====== Data records

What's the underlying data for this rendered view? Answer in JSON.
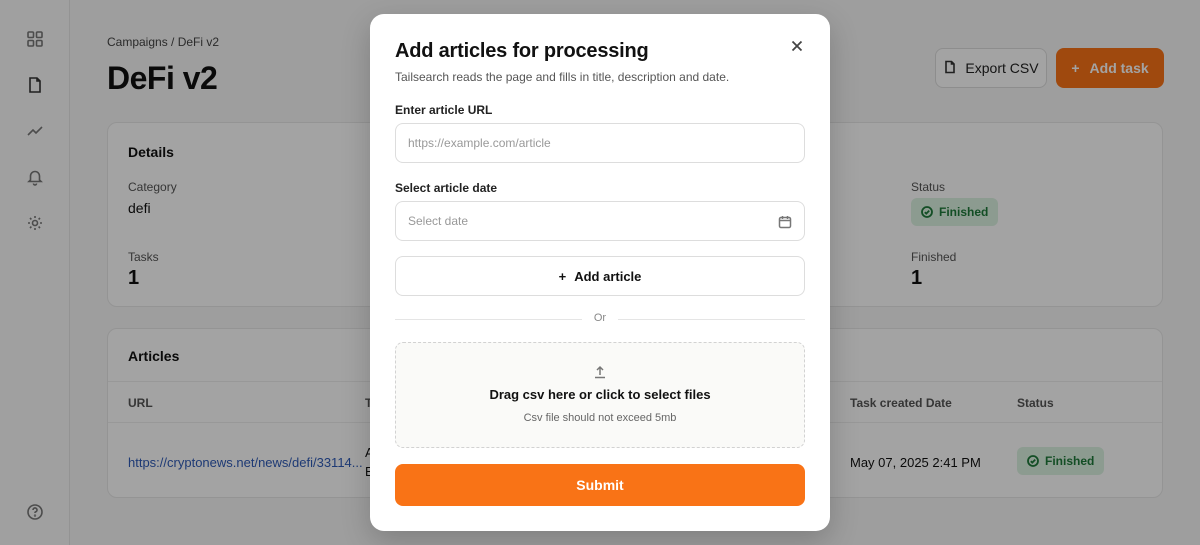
{
  "sidebar": {
    "icons": [
      "grid-icon",
      "document-icon",
      "trend-icon",
      "bell-icon",
      "settings-icon",
      "help-icon"
    ]
  },
  "header": {
    "breadcrumb": "Campaigns / DeFi v2",
    "title": "DeFi v2",
    "export_label": "Export CSV",
    "add_task_label": "Add task",
    "add_task_plus": "+"
  },
  "details": {
    "title": "Details",
    "category_label": "Category",
    "category_value": "defi",
    "status_label": "Status",
    "status_value": "Finished",
    "tasks_label": "Tasks",
    "tasks_value": "1",
    "finished_label": "Finished",
    "finished_value": "1"
  },
  "articles": {
    "title": "Articles",
    "columns": {
      "url": "URL",
      "title_partial": "T",
      "task_created": "Task created Date",
      "status": "Status"
    },
    "rows": [
      {
        "url": "https://cryptonews.net/news/defi/33114...",
        "title_fragment_1": "A",
        "title_fragment_2": "E",
        "created": "May 07, 2025 2:41 PM",
        "status": "Finished"
      }
    ]
  },
  "modal": {
    "title": "Add articles for processing",
    "subtitle": "Tailsearch reads the page and fills in title, description and date.",
    "url_label": "Enter article URL",
    "url_placeholder": "https://example.com/article",
    "date_label": "Select article date",
    "date_placeholder": "Select date",
    "add_article_label": "Add article",
    "add_article_plus": "+",
    "or_text": "Or",
    "drop_title": "Drag csv here or click to select files",
    "drop_sub": "Csv file should not exceed 5mb",
    "submit_label": "Submit"
  },
  "colors": {
    "accent": "#f97316",
    "success_bg": "#dcf3e2",
    "success_text": "#1f7a3a",
    "link": "#2f5bb7"
  }
}
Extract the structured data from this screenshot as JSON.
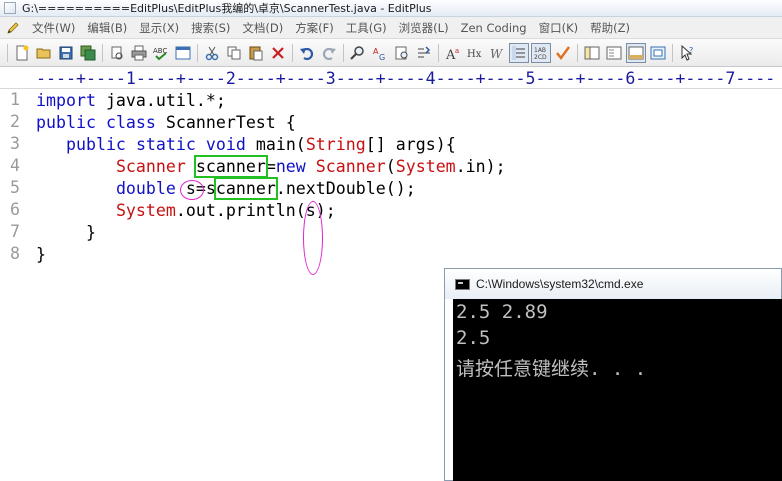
{
  "window": {
    "title": "G:\\==========EditPlus\\EditPlus我编的\\卓京\\ScannerTest.java - EditPlus"
  },
  "menu": {
    "items": [
      "文件(W)",
      "编辑(B)",
      "显示(X)",
      "搜索(S)",
      "文档(D)",
      "方案(F)",
      "工具(G)",
      "浏览器(L)",
      "Zen Coding",
      "窗口(K)",
      "帮助(Z)"
    ]
  },
  "ruler": {
    "text": "----+----1----+----2----+----3----+----4----+----5----+----6----+----7----"
  },
  "editor": {
    "line_numbers": [
      "1",
      "2",
      "3",
      "4",
      "5",
      "6",
      "7",
      "8"
    ],
    "lines": {
      "l1": {
        "kw": "import",
        "rest": " java.util.*;"
      },
      "l2": {
        "kw1": "public",
        "kw2": "class",
        "rest": " ScannerTest {"
      },
      "l3": {
        "kw1": "public",
        "kw2": "static",
        "kw3": "void",
        "pre": " main(",
        "cls": "String",
        "post": "[] args){"
      },
      "l4": {
        "cls1": "Scanner",
        "boxed": "scanner",
        "op": "=",
        "kw": "new",
        "cls2": "Scanner",
        "paren": "(",
        "cls3": "System",
        "post": ".in);"
      },
      "l5": {
        "kw": "double",
        "var": "s",
        "op": "=s",
        "boxed": "canner",
        "post": ".nextDouble();"
      },
      "l6": {
        "cls": "System",
        "pre": ".out.println(",
        "var": "s",
        "post": ");"
      },
      "l7": {
        "text": "}"
      },
      "l8": {
        "text": "}"
      }
    }
  },
  "console": {
    "title": "C:\\Windows\\system32\\cmd.exe",
    "lines": [
      "2.5 2.89",
      "2.5",
      "请按任意键继续. . ."
    ]
  },
  "colors": {
    "keyword": "#1010c8",
    "class": "#c81010",
    "annotation_box": "#22c022",
    "annotation_ellipse": "#e020d0"
  }
}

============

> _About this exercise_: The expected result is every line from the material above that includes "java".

> _The answer_:
    "title": "G:\\==========EditPlus\\EditPlus我编的\\卓京\\ScannerTest.java - EditPlus"
        "rest": " java.util.*;"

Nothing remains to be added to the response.